One conversation that I vividly remember centered on the Jena Six. We went around the table and shared our feelings about the injustices of the situation and what we wanted to do to support the victims. Although some people’s opinions were more passionate than others, everyone contributed. Even though it was only a casual conversation, it mirrored the empowerment forums and events held by the Institute across Atlanta two or three times each year.

The forum is a platform that we as youth rarely get. The floor is open to all present, and everyone’s voice is valued. These forums give metro Atlanta youth an opportunity to discuss the very things that we feel impact our present and shape our futures. The forums are always fun and do not usually center on one simple topic but more on a broad motif, so you never really know where the conversation is going to go.

The first forum that I helped plan was titled “Just Thought You Should Know.” About 150 students from across Georgia participated. We discussed four or five different topics, like relationship issues and hygiene, and using facts and statistics to initiate discussions. I presumed that our sessions would be awkward and no one would really have anything to say, but how wrong I was! It amazed me to discover how many students are out there looking for a place to speak on the topics that matter to them, just as I was.

After the forums, we as a group decide how we can influence these different issues. For instance, after discussing homelessness in Atlanta, we decided to volunteer together at a local shelter. Other times we may write an editorial for a local newspaper or create a plan of action in response to an issue we’re passionate about.

I first learned about the Jean Childs Young Institute a little over two years ago through a family friend who works there. Soon after the introductions were over, I forgot that it was my first meeting. We were all speaking and laughing as if we had known each other for much longer than two hours. It was this feeling that motivated me to come back.

My favorite thing about the Institute is the interaction. We come from all over the area, but our desire to make a difference is the thing that keeps us connected.

I also like how the Institute offers a comfortable setting where all of my views can be heard, but at the same time the environment is still structured, which enables us to get more done. This open environment has taught me to not only listen to other people’s ideas but to come to a place within myself where I can respect our differences and see them as a source of uniqueness rather than some kind of barrier.

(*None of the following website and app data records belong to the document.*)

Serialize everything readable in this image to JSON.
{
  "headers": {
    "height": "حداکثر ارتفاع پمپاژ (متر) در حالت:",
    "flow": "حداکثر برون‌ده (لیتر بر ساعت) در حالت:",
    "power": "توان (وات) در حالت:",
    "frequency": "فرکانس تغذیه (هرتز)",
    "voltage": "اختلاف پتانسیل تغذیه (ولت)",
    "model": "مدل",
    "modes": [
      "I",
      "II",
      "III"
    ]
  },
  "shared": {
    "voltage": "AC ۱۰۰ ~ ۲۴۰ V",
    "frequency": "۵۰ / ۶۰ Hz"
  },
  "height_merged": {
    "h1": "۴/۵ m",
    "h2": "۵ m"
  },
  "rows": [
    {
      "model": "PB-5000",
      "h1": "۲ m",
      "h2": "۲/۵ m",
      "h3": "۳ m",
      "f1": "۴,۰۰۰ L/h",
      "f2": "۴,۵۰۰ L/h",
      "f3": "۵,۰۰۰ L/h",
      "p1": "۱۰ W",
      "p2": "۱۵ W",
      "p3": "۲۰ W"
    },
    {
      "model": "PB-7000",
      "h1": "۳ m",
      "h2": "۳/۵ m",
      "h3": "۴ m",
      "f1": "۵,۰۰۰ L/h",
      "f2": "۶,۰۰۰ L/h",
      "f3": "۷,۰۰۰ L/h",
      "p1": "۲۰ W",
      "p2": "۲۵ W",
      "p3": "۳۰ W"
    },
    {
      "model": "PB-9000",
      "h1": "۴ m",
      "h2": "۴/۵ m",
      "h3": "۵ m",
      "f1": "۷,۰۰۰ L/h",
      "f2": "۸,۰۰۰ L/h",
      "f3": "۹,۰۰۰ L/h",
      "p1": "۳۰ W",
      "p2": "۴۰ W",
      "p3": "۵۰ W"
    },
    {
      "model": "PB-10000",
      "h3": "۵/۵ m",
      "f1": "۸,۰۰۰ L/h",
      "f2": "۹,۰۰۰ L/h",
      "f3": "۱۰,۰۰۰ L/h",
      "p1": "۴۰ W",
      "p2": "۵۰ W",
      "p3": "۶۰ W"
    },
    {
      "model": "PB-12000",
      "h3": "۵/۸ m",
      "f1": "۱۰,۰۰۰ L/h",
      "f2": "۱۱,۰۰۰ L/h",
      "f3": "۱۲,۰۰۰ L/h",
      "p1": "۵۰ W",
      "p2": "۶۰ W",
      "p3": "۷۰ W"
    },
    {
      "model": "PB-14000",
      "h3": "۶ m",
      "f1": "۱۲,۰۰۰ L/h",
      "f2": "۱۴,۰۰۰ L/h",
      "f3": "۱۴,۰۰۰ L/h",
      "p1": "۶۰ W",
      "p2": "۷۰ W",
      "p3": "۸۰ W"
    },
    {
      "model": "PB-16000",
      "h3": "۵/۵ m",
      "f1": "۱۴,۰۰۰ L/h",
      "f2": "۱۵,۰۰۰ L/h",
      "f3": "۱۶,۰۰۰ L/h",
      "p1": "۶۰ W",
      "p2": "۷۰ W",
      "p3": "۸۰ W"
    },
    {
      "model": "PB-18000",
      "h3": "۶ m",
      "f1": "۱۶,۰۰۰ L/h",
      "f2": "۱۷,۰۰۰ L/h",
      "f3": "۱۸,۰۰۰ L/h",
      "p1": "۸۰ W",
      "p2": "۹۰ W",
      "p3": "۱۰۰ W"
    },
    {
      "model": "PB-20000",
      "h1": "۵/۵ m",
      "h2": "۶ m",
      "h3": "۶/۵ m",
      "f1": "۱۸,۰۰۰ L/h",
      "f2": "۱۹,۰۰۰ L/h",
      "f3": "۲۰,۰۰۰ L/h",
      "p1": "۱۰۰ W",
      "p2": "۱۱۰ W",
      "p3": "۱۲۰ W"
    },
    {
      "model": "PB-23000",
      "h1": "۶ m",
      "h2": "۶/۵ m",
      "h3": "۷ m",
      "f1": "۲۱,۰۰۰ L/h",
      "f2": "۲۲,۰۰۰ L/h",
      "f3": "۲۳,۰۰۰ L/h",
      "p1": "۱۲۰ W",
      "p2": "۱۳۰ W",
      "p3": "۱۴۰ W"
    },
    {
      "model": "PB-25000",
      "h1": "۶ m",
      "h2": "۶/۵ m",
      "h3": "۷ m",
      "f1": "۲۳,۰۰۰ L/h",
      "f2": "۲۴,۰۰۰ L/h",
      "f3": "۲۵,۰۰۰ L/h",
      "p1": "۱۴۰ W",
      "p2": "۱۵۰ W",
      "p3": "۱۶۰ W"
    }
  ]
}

My leadership experiences within the Institute motivate me to promote advocacy among teens outside the Institute. I can finally make a change, now that I have the courage and the resources to hold productive conversations with peers about the issues that affect us. It is in this way that I have chosen to take a stand.

© 2008 VOX Teen Communications